Please restate each entry that appears below word for word, without its pictures.

Data for review:
==============================

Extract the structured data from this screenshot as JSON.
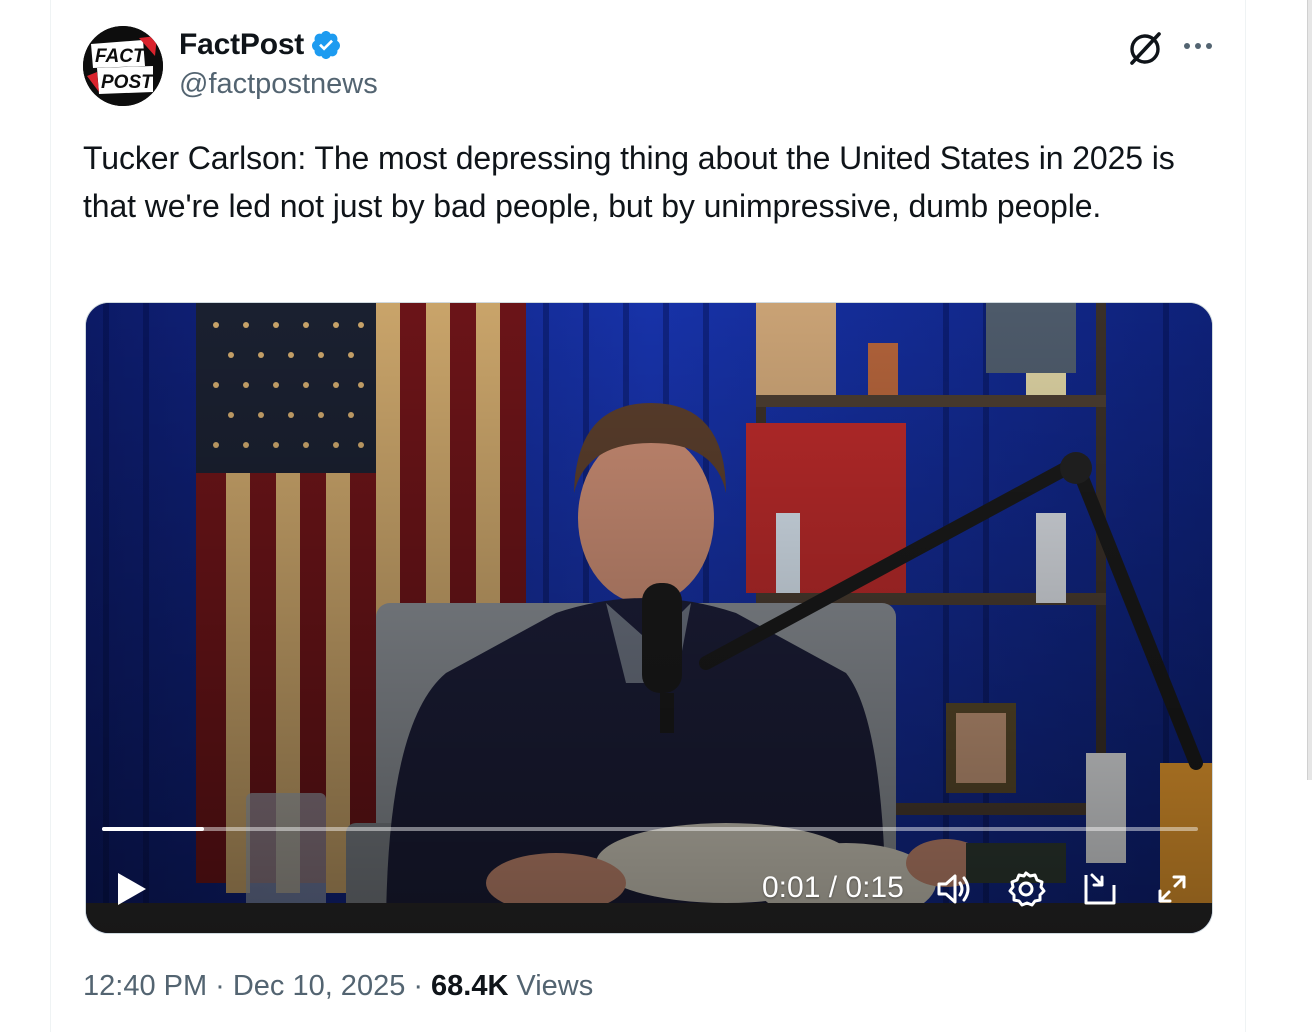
{
  "account": {
    "display_name": "FactPost",
    "handle": "@factpostnews",
    "verified": true,
    "avatar_text_line1": "FACT",
    "avatar_text_line2": "POST"
  },
  "post": {
    "text": "Tucker Carlson: The most depressing thing about the United States in 2025 is that we're led not just by bad people, but by unimpressive, dumb people."
  },
  "video": {
    "time_display": "0:01 / 0:15",
    "progress_fraction": 0.093,
    "controls": [
      "play-icon",
      "volume-icon",
      "settings-icon",
      "pip-icon",
      "fullscreen-icon"
    ]
  },
  "meta": {
    "time": "12:40 PM",
    "separator": "·",
    "date": "Dec 10, 2025",
    "views_count": "68.4K",
    "views_label": "Views"
  },
  "header_icons": [
    "grok-icon",
    "more-icon"
  ],
  "colors": {
    "verified_blue": "#1d9bf0",
    "secondary_text": "#536471",
    "primary_text": "#0f1419",
    "border": "#cfd9de"
  }
}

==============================

Reply to the task:
Extract the structured data from this screenshot as JSON.
{
  "account": {
    "display_name": "FactPost",
    "handle": "@factpostnews",
    "verified": true,
    "avatar_text_line1": "FACT",
    "avatar_text_line2": "POST"
  },
  "post": {
    "text": "Tucker Carlson: The most depressing thing about the United States in 2025 is that we're led not just by bad people, but by unimpressive, dumb people."
  },
  "video": {
    "time_display": "0:01 / 0:15",
    "progress_fraction": 0.093,
    "controls": [
      "play-icon",
      "volume-icon",
      "settings-icon",
      "pip-icon",
      "fullscreen-icon"
    ]
  },
  "meta": {
    "time": "12:40 PM",
    "separator": "·",
    "date": "Dec 10, 2025",
    "views_count": "68.4K",
    "views_label": "Views"
  },
  "header_icons": [
    "grok-icon",
    "more-icon"
  ],
  "colors": {
    "verified_blue": "#1d9bf0",
    "secondary_text": "#536471",
    "primary_text": "#0f1419",
    "border": "#cfd9de"
  }
}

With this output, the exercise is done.